> _What the task requires_: Pictures aside, repeat the listing below exactly.

:::::

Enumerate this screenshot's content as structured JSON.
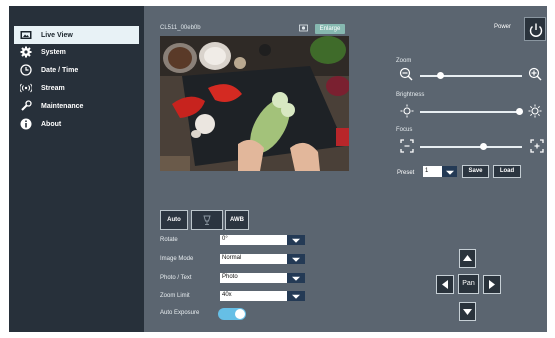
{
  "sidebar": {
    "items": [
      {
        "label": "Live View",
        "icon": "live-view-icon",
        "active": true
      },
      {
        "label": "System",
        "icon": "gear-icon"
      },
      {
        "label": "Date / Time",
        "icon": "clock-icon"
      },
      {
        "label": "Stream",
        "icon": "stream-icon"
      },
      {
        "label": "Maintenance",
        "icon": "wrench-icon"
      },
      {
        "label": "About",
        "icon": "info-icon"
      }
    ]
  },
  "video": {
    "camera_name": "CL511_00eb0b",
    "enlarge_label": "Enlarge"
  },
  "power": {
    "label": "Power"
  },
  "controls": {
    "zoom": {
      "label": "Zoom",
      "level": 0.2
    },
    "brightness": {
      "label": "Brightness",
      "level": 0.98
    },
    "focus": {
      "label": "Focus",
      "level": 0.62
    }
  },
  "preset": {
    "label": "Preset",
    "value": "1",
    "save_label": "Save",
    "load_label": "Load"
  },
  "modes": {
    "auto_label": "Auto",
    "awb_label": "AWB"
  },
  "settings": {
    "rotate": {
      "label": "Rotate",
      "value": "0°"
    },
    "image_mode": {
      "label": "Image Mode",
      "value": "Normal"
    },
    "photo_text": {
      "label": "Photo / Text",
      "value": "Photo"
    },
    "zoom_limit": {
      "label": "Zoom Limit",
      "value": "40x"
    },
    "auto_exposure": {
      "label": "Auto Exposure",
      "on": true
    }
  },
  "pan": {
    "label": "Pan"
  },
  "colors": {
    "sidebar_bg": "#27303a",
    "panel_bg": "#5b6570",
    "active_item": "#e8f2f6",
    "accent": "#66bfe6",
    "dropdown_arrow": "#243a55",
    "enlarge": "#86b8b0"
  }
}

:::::

> _Problem solution_:
Enumerate this screenshot's content as structured JSON.
{
  "sidebar": {
    "items": [
      {
        "label": "Live View",
        "icon": "live-view-icon",
        "active": true
      },
      {
        "label": "System",
        "icon": "gear-icon"
      },
      {
        "label": "Date / Time",
        "icon": "clock-icon"
      },
      {
        "label": "Stream",
        "icon": "stream-icon"
      },
      {
        "label": "Maintenance",
        "icon": "wrench-icon"
      },
      {
        "label": "About",
        "icon": "info-icon"
      }
    ]
  },
  "video": {
    "camera_name": "CL511_00eb0b",
    "enlarge_label": "Enlarge"
  },
  "power": {
    "label": "Power"
  },
  "controls": {
    "zoom": {
      "label": "Zoom",
      "level": 0.2
    },
    "brightness": {
      "label": "Brightness",
      "level": 0.98
    },
    "focus": {
      "label": "Focus",
      "level": 0.62
    }
  },
  "preset": {
    "label": "Preset",
    "value": "1",
    "save_label": "Save",
    "load_label": "Load"
  },
  "modes": {
    "auto_label": "Auto",
    "awb_label": "AWB"
  },
  "settings": {
    "rotate": {
      "label": "Rotate",
      "value": "0°"
    },
    "image_mode": {
      "label": "Image Mode",
      "value": "Normal"
    },
    "photo_text": {
      "label": "Photo / Text",
      "value": "Photo"
    },
    "zoom_limit": {
      "label": "Zoom Limit",
      "value": "40x"
    },
    "auto_exposure": {
      "label": "Auto Exposure",
      "on": true
    }
  },
  "pan": {
    "label": "Pan"
  },
  "colors": {
    "sidebar_bg": "#27303a",
    "panel_bg": "#5b6570",
    "active_item": "#e8f2f6",
    "accent": "#66bfe6",
    "dropdown_arrow": "#243a55",
    "enlarge": "#86b8b0"
  }
}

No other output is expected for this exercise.